UnknownIn the classic The Big Four, the great Poirot is caught up in a deadly game of international intrigue as he races to uncover the strange mystery of “Number Four.”

This novel was originally published as a series of short stories. The book develops through various cases brought before Poirot and Captain Hastings. They are always just one step behind the 4 masterminds of crime and conspiracy. This one combines the mystery and spy novel genres and was my husband’s favorite.


51eWhCRMNPL._SX306_BO1,204,203,200_Murder on the Orient Express. Just after midnight, a snowdrift stopped the Orient Express in its tracks. The luxurious train was surprisingly full for the time of the year. But by the morning there was one passenger fewer. An American lay dead in his compartment, stabbed a dozen times, his door locked from the inside.

With tension mounting, detective Hercule Poirot comes up with not one, but two solutions to the crime.

Poirot uses all of his detection skills in this novel. A fun whodunit in which everyone is suspect, but the means and motives are obscure. This one kept us guessing and puzzling.

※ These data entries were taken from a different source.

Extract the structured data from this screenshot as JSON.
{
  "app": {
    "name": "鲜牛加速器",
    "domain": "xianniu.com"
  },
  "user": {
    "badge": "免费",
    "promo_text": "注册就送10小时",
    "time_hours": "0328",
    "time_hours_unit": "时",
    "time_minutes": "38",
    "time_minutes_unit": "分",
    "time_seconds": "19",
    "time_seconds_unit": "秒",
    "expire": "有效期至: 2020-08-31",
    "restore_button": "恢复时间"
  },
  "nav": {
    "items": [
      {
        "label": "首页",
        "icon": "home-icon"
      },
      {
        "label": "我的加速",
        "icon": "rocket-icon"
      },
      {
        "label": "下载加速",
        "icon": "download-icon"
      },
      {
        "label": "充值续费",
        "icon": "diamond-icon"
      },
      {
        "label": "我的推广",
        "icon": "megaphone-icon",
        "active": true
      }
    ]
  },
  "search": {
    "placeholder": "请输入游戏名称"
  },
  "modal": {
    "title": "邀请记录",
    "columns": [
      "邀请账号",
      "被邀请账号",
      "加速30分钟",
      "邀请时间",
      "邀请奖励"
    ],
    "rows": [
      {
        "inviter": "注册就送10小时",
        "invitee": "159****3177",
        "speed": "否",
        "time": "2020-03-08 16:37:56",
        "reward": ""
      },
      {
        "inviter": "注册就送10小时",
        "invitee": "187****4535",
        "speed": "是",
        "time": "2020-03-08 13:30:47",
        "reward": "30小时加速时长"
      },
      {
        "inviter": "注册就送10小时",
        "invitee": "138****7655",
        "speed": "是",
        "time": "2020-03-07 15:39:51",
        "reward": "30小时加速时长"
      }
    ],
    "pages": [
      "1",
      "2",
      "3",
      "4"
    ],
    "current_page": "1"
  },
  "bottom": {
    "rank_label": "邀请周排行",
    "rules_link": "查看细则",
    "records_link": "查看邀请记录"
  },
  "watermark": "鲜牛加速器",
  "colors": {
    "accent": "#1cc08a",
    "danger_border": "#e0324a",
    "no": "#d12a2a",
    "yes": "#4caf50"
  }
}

UnknownIn the Christie classic Peril at End House, a young woman who has recently survived a series of very close calls appears to be the target of a dedicated killer—and it’s up to Hercule Poirot to save her life.

Poirot and Hastings are back together in this novel with a big twist at the end. We have grown quite fond of the detecting duo, although we are not sure just why Hastings puts up with Poirot. 😉